*What this task involves*
An exact reproduction of all entries is required.

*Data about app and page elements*
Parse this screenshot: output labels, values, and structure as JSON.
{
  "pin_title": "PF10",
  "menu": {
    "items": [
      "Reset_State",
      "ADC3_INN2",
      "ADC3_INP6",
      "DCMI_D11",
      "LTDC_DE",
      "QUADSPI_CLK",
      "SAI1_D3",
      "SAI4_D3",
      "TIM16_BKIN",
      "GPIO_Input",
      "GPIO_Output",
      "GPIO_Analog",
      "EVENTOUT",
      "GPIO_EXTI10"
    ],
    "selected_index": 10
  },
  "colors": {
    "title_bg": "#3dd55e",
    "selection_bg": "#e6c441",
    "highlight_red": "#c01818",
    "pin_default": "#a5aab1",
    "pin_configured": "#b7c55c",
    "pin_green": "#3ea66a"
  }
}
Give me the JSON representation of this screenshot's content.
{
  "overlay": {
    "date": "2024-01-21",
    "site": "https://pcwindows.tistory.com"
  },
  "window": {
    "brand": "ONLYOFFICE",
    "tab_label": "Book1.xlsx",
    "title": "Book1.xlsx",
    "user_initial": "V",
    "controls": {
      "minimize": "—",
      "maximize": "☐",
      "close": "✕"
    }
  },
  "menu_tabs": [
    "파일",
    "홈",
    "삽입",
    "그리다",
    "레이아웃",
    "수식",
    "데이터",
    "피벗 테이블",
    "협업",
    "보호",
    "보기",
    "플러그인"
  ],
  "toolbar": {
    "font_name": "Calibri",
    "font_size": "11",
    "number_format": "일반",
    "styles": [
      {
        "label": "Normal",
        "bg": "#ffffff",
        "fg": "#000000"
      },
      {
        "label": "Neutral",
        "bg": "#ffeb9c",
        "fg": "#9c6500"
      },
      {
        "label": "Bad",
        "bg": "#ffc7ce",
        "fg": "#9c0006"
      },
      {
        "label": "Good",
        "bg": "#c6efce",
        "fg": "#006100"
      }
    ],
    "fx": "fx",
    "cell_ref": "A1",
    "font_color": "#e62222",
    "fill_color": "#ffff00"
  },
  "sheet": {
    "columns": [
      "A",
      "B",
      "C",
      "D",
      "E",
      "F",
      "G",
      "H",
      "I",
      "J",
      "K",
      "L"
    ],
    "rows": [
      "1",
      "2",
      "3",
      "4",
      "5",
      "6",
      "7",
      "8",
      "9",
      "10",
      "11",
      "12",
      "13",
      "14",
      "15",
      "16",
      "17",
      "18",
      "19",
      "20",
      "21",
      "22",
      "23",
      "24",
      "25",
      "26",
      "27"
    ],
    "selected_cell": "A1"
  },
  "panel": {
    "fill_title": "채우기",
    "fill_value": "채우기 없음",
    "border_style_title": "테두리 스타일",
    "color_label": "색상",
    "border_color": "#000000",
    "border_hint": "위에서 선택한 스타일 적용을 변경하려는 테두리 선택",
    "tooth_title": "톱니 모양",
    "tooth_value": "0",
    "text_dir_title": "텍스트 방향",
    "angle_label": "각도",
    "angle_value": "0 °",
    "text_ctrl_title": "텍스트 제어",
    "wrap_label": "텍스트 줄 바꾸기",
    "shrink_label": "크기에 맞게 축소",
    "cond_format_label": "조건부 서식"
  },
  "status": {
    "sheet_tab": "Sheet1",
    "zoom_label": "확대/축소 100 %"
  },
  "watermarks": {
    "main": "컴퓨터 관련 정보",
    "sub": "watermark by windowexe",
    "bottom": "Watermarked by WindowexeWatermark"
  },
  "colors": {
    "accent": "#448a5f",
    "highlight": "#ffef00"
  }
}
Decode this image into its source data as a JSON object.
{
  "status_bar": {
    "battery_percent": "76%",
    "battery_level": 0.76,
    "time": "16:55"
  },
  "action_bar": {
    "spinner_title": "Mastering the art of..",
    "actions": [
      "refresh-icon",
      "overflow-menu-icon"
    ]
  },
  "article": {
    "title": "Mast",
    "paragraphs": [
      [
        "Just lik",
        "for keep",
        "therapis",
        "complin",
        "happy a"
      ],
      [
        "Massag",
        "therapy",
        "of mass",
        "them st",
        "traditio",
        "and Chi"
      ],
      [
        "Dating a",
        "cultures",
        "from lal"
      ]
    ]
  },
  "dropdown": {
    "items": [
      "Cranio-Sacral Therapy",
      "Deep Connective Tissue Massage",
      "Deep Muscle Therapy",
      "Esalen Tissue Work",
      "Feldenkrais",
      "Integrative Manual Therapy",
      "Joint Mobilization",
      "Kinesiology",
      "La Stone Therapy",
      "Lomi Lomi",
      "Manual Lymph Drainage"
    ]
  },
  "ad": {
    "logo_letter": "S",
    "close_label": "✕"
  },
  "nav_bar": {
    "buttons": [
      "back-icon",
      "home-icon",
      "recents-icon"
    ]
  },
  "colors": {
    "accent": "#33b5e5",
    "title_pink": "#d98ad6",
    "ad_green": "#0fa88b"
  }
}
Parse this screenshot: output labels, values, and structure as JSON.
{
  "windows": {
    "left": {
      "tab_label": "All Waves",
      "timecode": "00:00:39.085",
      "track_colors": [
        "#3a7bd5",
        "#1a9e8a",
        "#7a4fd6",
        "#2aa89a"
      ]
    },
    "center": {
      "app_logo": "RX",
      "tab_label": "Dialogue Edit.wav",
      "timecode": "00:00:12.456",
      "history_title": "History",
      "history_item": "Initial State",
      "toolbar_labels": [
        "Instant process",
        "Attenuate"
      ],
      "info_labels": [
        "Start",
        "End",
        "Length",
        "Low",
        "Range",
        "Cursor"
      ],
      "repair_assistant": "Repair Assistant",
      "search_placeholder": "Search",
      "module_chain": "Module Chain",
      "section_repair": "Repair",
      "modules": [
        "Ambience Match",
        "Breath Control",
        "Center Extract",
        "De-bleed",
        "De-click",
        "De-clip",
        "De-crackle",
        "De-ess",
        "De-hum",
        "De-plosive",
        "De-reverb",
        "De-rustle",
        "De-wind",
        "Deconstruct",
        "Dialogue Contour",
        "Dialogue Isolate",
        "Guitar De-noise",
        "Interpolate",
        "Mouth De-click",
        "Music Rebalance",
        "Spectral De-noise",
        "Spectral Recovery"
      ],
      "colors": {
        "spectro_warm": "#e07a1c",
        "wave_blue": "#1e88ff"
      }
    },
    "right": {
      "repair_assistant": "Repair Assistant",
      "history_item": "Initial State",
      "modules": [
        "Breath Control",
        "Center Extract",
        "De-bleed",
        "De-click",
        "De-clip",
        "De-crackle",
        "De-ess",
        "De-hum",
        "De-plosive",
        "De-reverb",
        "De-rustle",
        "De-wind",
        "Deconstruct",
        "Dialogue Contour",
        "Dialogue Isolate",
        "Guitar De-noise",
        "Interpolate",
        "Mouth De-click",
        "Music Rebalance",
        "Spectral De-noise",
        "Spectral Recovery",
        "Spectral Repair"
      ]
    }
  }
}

*Expected answer*
Parse this screenshot: output labels, values, and structure as JSON.
{
  "pin_title": "PF10",
  "menu": {
    "items": [
      "Reset_State",
      "ADC3_INN2",
      "ADC3_INP6",
      "DCMI_D11",
      "LTDC_DE",
      "QUADSPI_CLK",
      "SAI1_D3",
      "SAI4_D3",
      "TIM16_BKIN",
      "GPIO_Input",
      "GPIO_Output",
      "GPIO_Analog",
      "EVENTOUT",
      "GPIO_EXTI10"
    ],
    "selected_index": 10
  },
  "colors": {
    "title_bg": "#3dd55e",
    "selection_bg": "#e6c441",
    "highlight_red": "#c01818",
    "pin_default": "#a5aab1",
    "pin_configured": "#b7c55c",
    "pin_green": "#3ea66a"
  }
}
Give me the JSON representation of this screenshot's content.
{
  "overlay": {
    "date": "2024-01-21",
    "site": "https://pcwindows.tistory.com"
  },
  "window": {
    "brand": "ONLYOFFICE",
    "tab_label": "Book1.xlsx",
    "title": "Book1.xlsx",
    "user_initial": "V",
    "controls": {
      "minimize": "—",
      "maximize": "☐",
      "close": "✕"
    }
  },
  "menu_tabs": [
    "파일",
    "홈",
    "삽입",
    "그리다",
    "레이아웃",
    "수식",
    "데이터",
    "피벗 테이블",
    "협업",
    "보호",
    "보기",
    "플러그인"
  ],
  "toolbar": {
    "font_name": "Calibri",
    "font_size": "11",
    "number_format": "일반",
    "styles": [
      {
        "label": "Normal",
        "bg": "#ffffff",
        "fg": "#000000"
      },
      {
        "label": "Neutral",
        "bg": "#ffeb9c",
        "fg": "#9c6500"
      },
      {
        "label": "Bad",
        "bg": "#ffc7ce",
        "fg": "#9c0006"
      },
      {
        "label": "Good",
        "bg": "#c6efce",
        "fg": "#006100"
      }
    ],
    "fx": "fx",
    "cell_ref": "A1",
    "font_color": "#e62222",
    "fill_color": "#ffff00"
  },
  "sheet": {
    "columns": [
      "A",
      "B",
      "C",
      "D",
      "E",
      "F",
      "G",
      "H",
      "I",
      "J",
      "K",
      "L"
    ],
    "rows": [
      "1",
      "2",
      "3",
      "4",
      "5",
      "6",
      "7",
      "8",
      "9",
      "10",
      "11",
      "12",
      "13",
      "14",
      "15",
      "16",
      "17",
      "18",
      "19",
      "20",
      "21",
      "22",
      "23",
      "24",
      "25",
      "26",
      "27"
    ],
    "selected_cell": "A1"
  },
  "panel": {
    "fill_title": "채우기",
    "fill_value": "채우기 없음",
    "border_style_title": "테두리 스타일",
    "color_label": "색상",
    "border_color": "#000000",
    "border_hint": "위에서 선택한 스타일 적용을 변경하려는 테두리 선택",
    "tooth_title": "톱니 모양",
    "tooth_value": "0",
    "text_dir_title": "텍스트 방향",
    "angle_label": "각도",
    "angle_value": "0 °",
    "text_ctrl_title": "텍스트 제어",
    "wrap_label": "텍스트 줄 바꾸기",
    "shrink_label": "크기에 맞게 축소",
    "cond_format_label": "조건부 서식"
  },
  "status": {
    "sheet_tab": "Sheet1",
    "zoom_label": "확대/축소 100 %"
  },
  "watermarks": {
    "main": "컴퓨터 관련 정보",
    "sub": "watermark by windowexe",
    "bottom": "Watermarked by WindowexeWatermark"
  },
  "colors": {
    "accent": "#448a5f",
    "highlight": "#ffef00"
  }
}
Decode this image into its source data as a JSON object.
{
  "status_bar": {
    "battery_percent": "76%",
    "battery_level": 0.76,
    "time": "16:55"
  },
  "action_bar": {
    "spinner_title": "Mastering the art of..",
    "actions": [
      "refresh-icon",
      "overflow-menu-icon"
    ]
  },
  "article": {
    "title": "Mast",
    "paragraphs": [
      [
        "Just lik",
        "for keep",
        "therapis",
        "complin",
        "happy a"
      ],
      [
        "Massag",
        "therapy",
        "of mass",
        "them st",
        "traditio",
        "and Chi"
      ],
      [
        "Dating a",
        "cultures",
        "from lal"
      ]
    ]
  },
  "dropdown": {
    "items": [
      "Cranio-Sacral Therapy",
      "Deep Connective Tissue Massage",
      "Deep Muscle Therapy",
      "Esalen Tissue Work",
      "Feldenkrais",
      "Integrative Manual Therapy",
      "Joint Mobilization",
      "Kinesiology",
      "La Stone Therapy",
      "Lomi Lomi",
      "Manual Lymph Drainage"
    ]
  },
  "ad": {
    "logo_letter": "S",
    "close_label": "✕"
  },
  "nav_bar": {
    "buttons": [
      "back-icon",
      "home-icon",
      "recents-icon"
    ]
  },
  "colors": {
    "accent": "#33b5e5",
    "title_pink": "#d98ad6",
    "ad_green": "#0fa88b"
  }
}
Parse this screenshot: output labels, values, and structure as JSON.
{
  "windows": {
    "left": {
      "tab_label": "All Waves",
      "timecode": "00:00:39.085",
      "track_colors": [
        "#3a7bd5",
        "#1a9e8a",
        "#7a4fd6",
        "#2aa89a"
      ]
    },
    "center": {
      "app_logo": "RX",
      "tab_label": "Dialogue Edit.wav",
      "timecode": "00:00:12.456",
      "history_title": "History",
      "history_item": "Initial State",
      "toolbar_labels": [
        "Instant process",
        "Attenuate"
      ],
      "info_labels": [
        "Start",
        "End",
        "Length",
        "Low",
        "Range",
        "Cursor"
      ],
      "repair_assistant": "Repair Assistant",
      "search_placeholder": "Search",
      "module_chain": "Module Chain",
      "section_repair": "Repair",
      "modules": [
        "Ambience Match",
        "Breath Control",
        "Center Extract",
        "De-bleed",
        "De-click",
        "De-clip",
        "De-crackle",
        "De-ess",
        "De-hum",
        "De-plosive",
        "De-reverb",
        "De-rustle",
        "De-wind",
        "Deconstruct",
        "Dialogue Contour",
        "Dialogue Isolate",
        "Guitar De-noise",
        "Interpolate",
        "Mouth De-click",
        "Music Rebalance",
        "Spectral De-noise",
        "Spectral Recovery"
      ],
      "colors": {
        "spectro_warm": "#e07a1c",
        "wave_blue": "#1e88ff"
      }
    },
    "right": {
      "repair_assistant": "Repair Assistant",
      "history_item": "Initial State",
      "modules": [
        "Breath Control",
        "Center Extract",
        "De-bleed",
        "De-click",
        "De-clip",
        "De-crackle",
        "De-ess",
        "De-hum",
        "De-plosive",
        "De-reverb",
        "De-rustle",
        "De-wind",
        "Deconstruct",
        "Dialogue Contour",
        "Dialogue Isolate",
        "Guitar De-noise",
        "Interpolate",
        "Mouth De-click",
        "Music Rebalance",
        "Spectral De-noise",
        "Spectral Recovery",
        "Spectral Repair"
      ]
    }
  }
}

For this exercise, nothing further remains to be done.